<<<<

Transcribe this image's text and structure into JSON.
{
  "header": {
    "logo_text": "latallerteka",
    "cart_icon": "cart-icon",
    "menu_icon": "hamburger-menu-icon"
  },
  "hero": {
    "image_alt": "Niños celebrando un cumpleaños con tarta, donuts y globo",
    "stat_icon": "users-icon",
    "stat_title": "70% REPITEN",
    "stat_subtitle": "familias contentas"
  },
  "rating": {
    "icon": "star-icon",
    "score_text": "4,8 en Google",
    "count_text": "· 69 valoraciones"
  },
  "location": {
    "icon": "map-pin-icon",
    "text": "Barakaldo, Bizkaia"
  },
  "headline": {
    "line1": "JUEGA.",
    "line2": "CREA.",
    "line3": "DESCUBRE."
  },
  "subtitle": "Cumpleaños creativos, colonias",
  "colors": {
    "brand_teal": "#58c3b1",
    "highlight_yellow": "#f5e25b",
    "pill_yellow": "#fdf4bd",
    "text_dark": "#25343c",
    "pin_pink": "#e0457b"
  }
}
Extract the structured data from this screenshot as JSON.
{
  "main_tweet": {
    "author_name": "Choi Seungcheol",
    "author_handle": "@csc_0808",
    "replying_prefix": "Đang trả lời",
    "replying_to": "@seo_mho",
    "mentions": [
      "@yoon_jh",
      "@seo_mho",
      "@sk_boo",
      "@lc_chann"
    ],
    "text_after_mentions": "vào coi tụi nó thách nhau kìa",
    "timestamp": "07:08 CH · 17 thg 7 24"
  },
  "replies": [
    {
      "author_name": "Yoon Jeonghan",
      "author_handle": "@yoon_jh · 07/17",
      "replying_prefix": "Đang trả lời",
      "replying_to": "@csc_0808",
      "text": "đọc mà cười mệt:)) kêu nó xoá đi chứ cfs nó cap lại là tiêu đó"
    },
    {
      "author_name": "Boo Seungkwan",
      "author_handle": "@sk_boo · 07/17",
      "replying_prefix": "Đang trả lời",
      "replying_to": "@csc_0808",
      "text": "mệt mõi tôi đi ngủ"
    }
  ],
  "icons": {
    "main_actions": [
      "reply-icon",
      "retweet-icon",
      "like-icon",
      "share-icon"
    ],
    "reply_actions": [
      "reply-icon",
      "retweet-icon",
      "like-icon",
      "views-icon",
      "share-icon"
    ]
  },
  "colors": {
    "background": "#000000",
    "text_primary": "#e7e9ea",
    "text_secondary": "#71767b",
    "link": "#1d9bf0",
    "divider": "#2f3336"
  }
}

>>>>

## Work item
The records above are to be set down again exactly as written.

## Task output
Transcribe this image's text and structure into JSON.
{
  "header": {
    "logo_text": "latallerteka",
    "cart_icon": "cart-icon",
    "menu_icon": "hamburger-menu-icon"
  },
  "hero": {
    "image_alt": "Niños celebrando un cumpleaños con tarta, donuts y globo",
    "stat_icon": "users-icon",
    "stat_title": "70% REPITEN",
    "stat_subtitle": "familias contentas"
  },
  "rating": {
    "icon": "star-icon",
    "score_text": "4,8 en Google",
    "count_text": "· 69 valoraciones"
  },
  "location": {
    "icon": "map-pin-icon",
    "text": "Barakaldo, Bizkaia"
  },
  "headline": {
    "line1": "JUEGA.",
    "line2": "CREA.",
    "line3": "DESCUBRE."
  },
  "subtitle": "Cumpleaños creativos, colonias",
  "colors": {
    "brand_teal": "#58c3b1",
    "highlight_yellow": "#f5e25b",
    "pill_yellow": "#fdf4bd",
    "text_dark": "#25343c",
    "pin_pink": "#e0457b"
  }
}
Extract the structured data from this screenshot as JSON.
{
  "main_tweet": {
    "author_name": "Choi Seungcheol",
    "author_handle": "@csc_0808",
    "replying_prefix": "Đang trả lời",
    "replying_to": "@seo_mho",
    "mentions": [
      "@yoon_jh",
      "@seo_mho",
      "@sk_boo",
      "@lc_chann"
    ],
    "text_after_mentions": "vào coi tụi nó thách nhau kìa",
    "timestamp": "07:08 CH · 17 thg 7 24"
  },
  "replies": [
    {
      "author_name": "Yoon Jeonghan",
      "author_handle": "@yoon_jh · 07/17",
      "replying_prefix": "Đang trả lời",
      "replying_to": "@csc_0808",
      "text": "đọc mà cười mệt:)) kêu nó xoá đi chứ cfs nó cap lại là tiêu đó"
    },
    {
      "author_name": "Boo Seungkwan",
      "author_handle": "@sk_boo · 07/17",
      "replying_prefix": "Đang trả lời",
      "replying_to": "@csc_0808",
      "text": "mệt mõi tôi đi ngủ"
    }
  ],
  "icons": {
    "main_actions": [
      "reply-icon",
      "retweet-icon",
      "like-icon",
      "share-icon"
    ],
    "reply_actions": [
      "reply-icon",
      "retweet-icon",
      "like-icon",
      "views-icon",
      "share-icon"
    ]
  },
  "colors": {
    "background": "#000000",
    "text_primary": "#e7e9ea",
    "text_secondary": "#71767b",
    "link": "#1d9bf0",
    "divider": "#2f3336"
  }
}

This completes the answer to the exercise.